Returns on Your Money and Life

Your money should work for you, just as you work for your money. If you aren’t feeling financially fulfilled, take a step back and evaluate why that may be.

Are you spending too much on things that don’t align with your goals and values? Impulse buys, for example, can be harmful to your financial health. They provide a brief moment of fulfillment and excitement, followed by feelings of regret and loss.

If you find yourself in this cycle, you can do things to reduce the emotional turmoil. Set boundaries for yourself before making an unplanned purchase. If you wait five days and still believe it will bring value to your life, then it may be a positive and fulfilling purchase. If you’ve forgotten and moved on by the next morning, you know now that was something worth passing on.

Many of us find ourselves spending too much on things like entertainment and dining out. While going out with loved ones is always fun, ordering food too often can drain your monthly budget quickly. Consider putting a cap on how many times you order out, meal prep at the beginning of the week, and plan meals before grocery shopping. These are all simple ways to curb the craving to order take out, saving you money to spend in more fulfilling ways.

With that said, you’ll want to consider how your spending can reflect your greater goals and values. This could include contributing to a grandchild’s college fund, donating to charity, investing in an area of interest, buying a vacation home, or anything else that interests you. Aligning your wealth with your greater purpose makes you feel fulfilled in life.

First Dakota Wealth and Trust Prioritizes Your “Returns”

First Dakota Wealth and Trust is proud to prioritize your “returns,” both financial and personal. We care about helping you create a financial plan that enables you to live your best life - however you define it. In doing so, we prioritize your financial returns so you can use them to live a life of joy and purpose.

If you’re interested in seeing how we can help, don’t hesitate to reach out today. We look forward to discussing your goals and ideal “returns” in life.


First Dakota Wealth & Trust is the fiduciary investment department of First Dakota National Bank with trustee powers to serve clients during their lifetime, during incapacity, and after death.

We help clients develop a financial roadmap to help simplify their financial future.

Please note that neither First Dakota National Bank nor First Dakota Wealth & Trust Department or its employees provide tax or legal advice.
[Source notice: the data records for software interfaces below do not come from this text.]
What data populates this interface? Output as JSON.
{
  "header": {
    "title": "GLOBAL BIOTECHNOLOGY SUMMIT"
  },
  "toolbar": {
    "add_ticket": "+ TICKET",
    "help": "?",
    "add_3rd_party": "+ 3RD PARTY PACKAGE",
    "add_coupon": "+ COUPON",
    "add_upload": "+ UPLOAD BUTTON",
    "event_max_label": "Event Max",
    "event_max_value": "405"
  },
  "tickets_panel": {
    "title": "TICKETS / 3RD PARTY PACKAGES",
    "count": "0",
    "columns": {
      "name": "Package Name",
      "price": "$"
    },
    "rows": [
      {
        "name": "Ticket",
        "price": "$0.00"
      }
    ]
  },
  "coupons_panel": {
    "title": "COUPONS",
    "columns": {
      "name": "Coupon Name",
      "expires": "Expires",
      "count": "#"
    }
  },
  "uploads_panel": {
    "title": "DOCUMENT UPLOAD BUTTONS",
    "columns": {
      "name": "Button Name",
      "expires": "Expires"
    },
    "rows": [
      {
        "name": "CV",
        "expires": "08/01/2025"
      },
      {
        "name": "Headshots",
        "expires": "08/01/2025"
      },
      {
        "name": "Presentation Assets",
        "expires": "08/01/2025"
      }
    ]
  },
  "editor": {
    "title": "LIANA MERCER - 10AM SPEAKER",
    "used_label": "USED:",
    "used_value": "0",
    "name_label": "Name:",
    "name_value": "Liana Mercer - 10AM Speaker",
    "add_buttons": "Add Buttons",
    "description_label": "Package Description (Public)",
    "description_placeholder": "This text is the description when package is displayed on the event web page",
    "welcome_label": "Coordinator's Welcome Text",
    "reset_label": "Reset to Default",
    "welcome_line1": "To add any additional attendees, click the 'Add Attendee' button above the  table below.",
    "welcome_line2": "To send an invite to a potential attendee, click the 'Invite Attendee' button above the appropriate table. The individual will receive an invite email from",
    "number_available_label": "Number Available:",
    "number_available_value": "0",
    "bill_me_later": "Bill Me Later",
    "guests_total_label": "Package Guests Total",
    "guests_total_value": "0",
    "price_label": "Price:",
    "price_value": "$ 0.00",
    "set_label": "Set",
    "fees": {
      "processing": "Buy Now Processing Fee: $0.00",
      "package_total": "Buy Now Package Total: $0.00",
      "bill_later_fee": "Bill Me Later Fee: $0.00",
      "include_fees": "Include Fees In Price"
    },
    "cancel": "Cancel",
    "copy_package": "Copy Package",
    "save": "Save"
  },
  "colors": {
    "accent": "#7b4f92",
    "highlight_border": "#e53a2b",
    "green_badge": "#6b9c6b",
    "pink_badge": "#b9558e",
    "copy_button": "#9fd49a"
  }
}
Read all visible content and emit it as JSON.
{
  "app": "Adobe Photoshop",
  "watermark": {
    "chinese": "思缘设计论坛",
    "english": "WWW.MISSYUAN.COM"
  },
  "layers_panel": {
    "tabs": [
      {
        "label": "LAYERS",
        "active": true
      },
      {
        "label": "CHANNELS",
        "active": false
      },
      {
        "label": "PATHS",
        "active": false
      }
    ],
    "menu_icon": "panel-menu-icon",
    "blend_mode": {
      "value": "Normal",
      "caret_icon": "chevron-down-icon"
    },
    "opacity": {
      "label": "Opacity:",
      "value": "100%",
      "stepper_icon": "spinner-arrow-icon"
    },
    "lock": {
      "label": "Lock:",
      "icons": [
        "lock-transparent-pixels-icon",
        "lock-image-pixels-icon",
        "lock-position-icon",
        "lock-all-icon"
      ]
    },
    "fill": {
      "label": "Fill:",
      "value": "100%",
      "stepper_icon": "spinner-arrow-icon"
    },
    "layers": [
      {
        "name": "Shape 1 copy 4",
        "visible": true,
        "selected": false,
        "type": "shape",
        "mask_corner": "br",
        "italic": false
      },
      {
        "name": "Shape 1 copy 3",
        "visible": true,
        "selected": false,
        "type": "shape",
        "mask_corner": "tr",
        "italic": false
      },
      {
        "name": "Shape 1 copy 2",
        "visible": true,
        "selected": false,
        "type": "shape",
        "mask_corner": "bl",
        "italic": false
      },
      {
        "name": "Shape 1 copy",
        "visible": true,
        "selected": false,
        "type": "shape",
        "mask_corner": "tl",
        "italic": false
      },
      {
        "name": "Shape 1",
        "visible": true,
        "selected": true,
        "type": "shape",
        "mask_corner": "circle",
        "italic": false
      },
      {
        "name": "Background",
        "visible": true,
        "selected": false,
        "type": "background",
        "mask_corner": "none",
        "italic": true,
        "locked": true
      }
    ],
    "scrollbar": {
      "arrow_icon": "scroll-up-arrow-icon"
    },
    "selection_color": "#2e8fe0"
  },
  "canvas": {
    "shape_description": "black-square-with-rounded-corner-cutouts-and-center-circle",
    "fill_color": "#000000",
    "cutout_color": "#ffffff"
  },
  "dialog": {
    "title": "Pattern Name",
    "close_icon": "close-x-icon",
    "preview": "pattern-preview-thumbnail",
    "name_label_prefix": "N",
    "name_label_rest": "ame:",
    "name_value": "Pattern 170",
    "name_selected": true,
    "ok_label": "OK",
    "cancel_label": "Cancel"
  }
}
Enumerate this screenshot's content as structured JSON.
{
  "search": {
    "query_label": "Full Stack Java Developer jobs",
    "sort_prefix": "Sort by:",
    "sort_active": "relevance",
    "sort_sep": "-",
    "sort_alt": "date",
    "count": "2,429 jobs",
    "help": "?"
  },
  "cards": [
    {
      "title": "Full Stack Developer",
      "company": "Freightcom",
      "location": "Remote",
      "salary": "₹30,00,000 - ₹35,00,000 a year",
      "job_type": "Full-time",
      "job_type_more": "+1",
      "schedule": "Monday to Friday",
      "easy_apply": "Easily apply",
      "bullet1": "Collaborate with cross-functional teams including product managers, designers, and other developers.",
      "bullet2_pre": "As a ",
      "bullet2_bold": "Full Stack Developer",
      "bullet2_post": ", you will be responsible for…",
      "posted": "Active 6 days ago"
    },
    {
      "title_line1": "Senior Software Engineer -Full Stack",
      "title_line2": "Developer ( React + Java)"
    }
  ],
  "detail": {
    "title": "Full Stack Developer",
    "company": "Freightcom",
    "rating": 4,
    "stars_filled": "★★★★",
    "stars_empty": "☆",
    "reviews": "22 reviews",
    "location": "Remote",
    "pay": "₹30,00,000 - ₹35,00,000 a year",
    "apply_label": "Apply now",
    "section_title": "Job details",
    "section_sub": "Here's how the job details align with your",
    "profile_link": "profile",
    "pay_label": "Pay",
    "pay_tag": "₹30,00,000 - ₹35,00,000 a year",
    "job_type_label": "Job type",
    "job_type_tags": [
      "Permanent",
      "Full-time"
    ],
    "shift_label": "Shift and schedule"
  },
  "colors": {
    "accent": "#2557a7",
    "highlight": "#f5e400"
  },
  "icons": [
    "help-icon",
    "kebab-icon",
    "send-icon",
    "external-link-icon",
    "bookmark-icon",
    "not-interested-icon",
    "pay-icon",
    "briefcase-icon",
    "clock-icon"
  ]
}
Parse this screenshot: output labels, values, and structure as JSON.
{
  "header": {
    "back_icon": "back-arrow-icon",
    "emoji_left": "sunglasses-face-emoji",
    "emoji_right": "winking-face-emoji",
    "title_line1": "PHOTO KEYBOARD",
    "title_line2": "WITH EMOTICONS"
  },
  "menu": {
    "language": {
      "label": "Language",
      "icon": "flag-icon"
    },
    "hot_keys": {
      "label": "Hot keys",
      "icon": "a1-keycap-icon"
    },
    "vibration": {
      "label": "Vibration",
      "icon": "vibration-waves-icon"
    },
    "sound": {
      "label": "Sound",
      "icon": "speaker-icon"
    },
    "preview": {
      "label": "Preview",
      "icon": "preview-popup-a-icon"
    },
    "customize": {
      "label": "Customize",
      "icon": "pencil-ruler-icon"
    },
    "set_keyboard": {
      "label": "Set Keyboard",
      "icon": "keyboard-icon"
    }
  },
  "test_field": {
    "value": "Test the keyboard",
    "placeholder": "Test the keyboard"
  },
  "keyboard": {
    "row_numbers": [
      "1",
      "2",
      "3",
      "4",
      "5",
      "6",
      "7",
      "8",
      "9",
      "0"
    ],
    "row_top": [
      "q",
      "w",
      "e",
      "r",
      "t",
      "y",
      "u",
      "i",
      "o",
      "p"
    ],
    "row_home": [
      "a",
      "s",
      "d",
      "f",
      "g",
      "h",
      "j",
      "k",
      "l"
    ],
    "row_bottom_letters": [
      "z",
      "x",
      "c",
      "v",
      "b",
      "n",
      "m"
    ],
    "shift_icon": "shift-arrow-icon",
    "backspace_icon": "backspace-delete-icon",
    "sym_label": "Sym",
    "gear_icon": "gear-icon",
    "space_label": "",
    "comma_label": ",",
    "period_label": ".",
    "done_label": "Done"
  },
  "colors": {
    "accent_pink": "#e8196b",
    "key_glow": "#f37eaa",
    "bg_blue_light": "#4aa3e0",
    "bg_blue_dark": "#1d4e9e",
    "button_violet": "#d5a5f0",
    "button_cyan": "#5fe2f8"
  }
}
This is intended for informational purposes and is not intended to constitute legal or tax advice. Please consult your attorney and/or tax professional for advice related to your specific situation.